Task to carry out ->
Wherever a line of the data contains "Regression", copy that line.

Information provided ->
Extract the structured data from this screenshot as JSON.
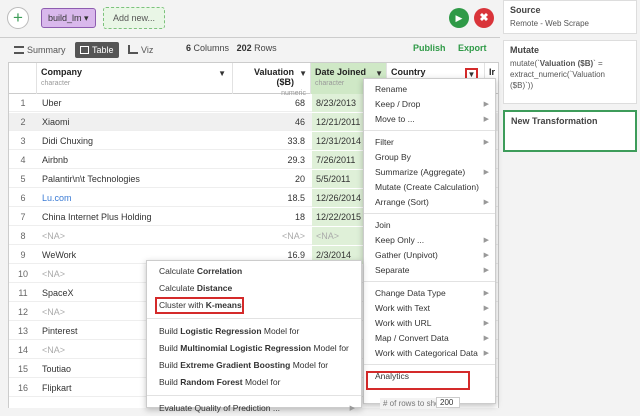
{
  "toolbar": {
    "plus": "+",
    "branch": "build_lm ▾",
    "add_new": "Add new...",
    "run": "▶",
    "stop": "✖"
  },
  "tabs": {
    "summary": "Summary",
    "table": "Table",
    "viz": "Viz",
    "columns_count": "6",
    "columns_label": "Columns",
    "rows_count": "202",
    "rows_label": "Rows",
    "publish": "Publish",
    "export": "Export"
  },
  "columns": [
    {
      "name": "Company",
      "type": "character"
    },
    {
      "name": "Valuation ($B)",
      "type": "numeric"
    },
    {
      "name": "Date Joined",
      "type": "character"
    },
    {
      "name": "Country",
      "type": ""
    },
    {
      "name": "Ir",
      "type": ""
    }
  ],
  "rows": [
    {
      "n": "1",
      "company": "Uber",
      "valuation": "68",
      "date": "8/23/2013"
    },
    {
      "n": "2",
      "company": "Xiaomi",
      "valuation": "46",
      "date": "12/21/2011"
    },
    {
      "n": "3",
      "company": "Didi Chuxing",
      "valuation": "33.8",
      "date": "12/31/2014"
    },
    {
      "n": "4",
      "company": "Airbnb",
      "valuation": "29.3",
      "date": "7/26/2011"
    },
    {
      "n": "5",
      "company": "Palantir\\n\\t  Technologies",
      "valuation": "20",
      "date": "5/5/2011"
    },
    {
      "n": "6",
      "company": "Lu.com",
      "valuation": "18.5",
      "date": "12/26/2014"
    },
    {
      "n": "7",
      "company": "China Internet Plus Holding",
      "valuation": "18",
      "date": "12/22/2015"
    },
    {
      "n": "8",
      "company": "<NA>",
      "valuation": "<NA>",
      "date": "<NA>"
    },
    {
      "n": "9",
      "company": "WeWork",
      "valuation": "16.9",
      "date": "2/3/2014"
    },
    {
      "n": "10",
      "company": "<NA>",
      "valuation": "",
      "date": ""
    },
    {
      "n": "11",
      "company": "SpaceX",
      "valuation": "",
      "date": ""
    },
    {
      "n": "12",
      "company": "<NA>",
      "valuation": "",
      "date": ""
    },
    {
      "n": "13",
      "company": "Pinterest",
      "valuation": "",
      "date": ""
    },
    {
      "n": "14",
      "company": "<NA>",
      "valuation": "",
      "date": ""
    },
    {
      "n": "15",
      "company": "Toutiao",
      "valuation": "",
      "date": ""
    },
    {
      "n": "16",
      "company": "Flipkart",
      "valuation": "",
      "date": ""
    }
  ],
  "right_panel": {
    "source_title": "Source",
    "source_body": "Remote - Web Scrape",
    "mutate_title": "Mutate",
    "mutate_prefix": "mutate(`",
    "mutate_bold": "Valuation ($B)",
    "mutate_suffix": "` = extract_numeric(`Valuation ($B)`))",
    "new_title": "New Transformation"
  },
  "column_menu": [
    {
      "label": "Rename",
      "arrow": false
    },
    {
      "label": "Keep / Drop",
      "arrow": true
    },
    {
      "label": "Move to ...",
      "arrow": true
    },
    {
      "sep": true
    },
    {
      "label": "Filter",
      "arrow": true
    },
    {
      "label": "Group By",
      "arrow": false
    },
    {
      "label": "Summarize (Aggregate)",
      "arrow": true
    },
    {
      "label": "Mutate (Create Calculation)",
      "arrow": false
    },
    {
      "label": "Arrange (Sort)",
      "arrow": true
    },
    {
      "sep": true
    },
    {
      "label": "Join",
      "arrow": false
    },
    {
      "label": "Keep Only ...",
      "arrow": true
    },
    {
      "label": "Gather (Unpivot)",
      "arrow": true
    },
    {
      "label": "Separate",
      "arrow": true
    },
    {
      "sep": true
    },
    {
      "label": "Change Data Type",
      "arrow": true
    },
    {
      "label": "Work with Text",
      "arrow": true
    },
    {
      "label": "Work with URL",
      "arrow": true
    },
    {
      "label": "Map / Convert Data",
      "arrow": true
    },
    {
      "label": "Work with Categorical Data",
      "arrow": true
    },
    {
      "sep": true
    },
    {
      "label": "Analytics",
      "arrow": false
    }
  ],
  "analytics_menu": [
    {
      "pre": "Calculate ",
      "bold": "Correlation",
      "post": ""
    },
    {
      "pre": "Calculate ",
      "bold": "Distance",
      "post": ""
    },
    {
      "pre": "Cluster with ",
      "bold": "K-means",
      "post": ""
    },
    {
      "sep": true
    },
    {
      "pre": "Build ",
      "bold": "Logistic Regression",
      "post": " Model for"
    },
    {
      "pre": "Build ",
      "bold": "Multinomial Logistic Regression",
      "post": " Model for"
    },
    {
      "pre": "Build ",
      "bold": "Extreme Gradient Boosting",
      "post": " Model for"
    },
    {
      "pre": "Build ",
      "bold": "Random Forest",
      "post": " Model for"
    },
    {
      "sep": true
    },
    {
      "pre": "Evaluate Quality of Prediction ...",
      "bold": "",
      "post": ""
    }
  ],
  "footer": {
    "rows_to_show": "# of rows to show",
    "rows_value": "200"
  },
  "colors": {
    "accent_green": "#2f9a47",
    "highlight_red": "#d42a2a",
    "date_column": "#dff0d8",
    "branch_purple": "#d9b8ec"
  }
}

Output for this task ->
      "bold": "Logistic Regression",
      "bold": "Multinomial Logistic Regression",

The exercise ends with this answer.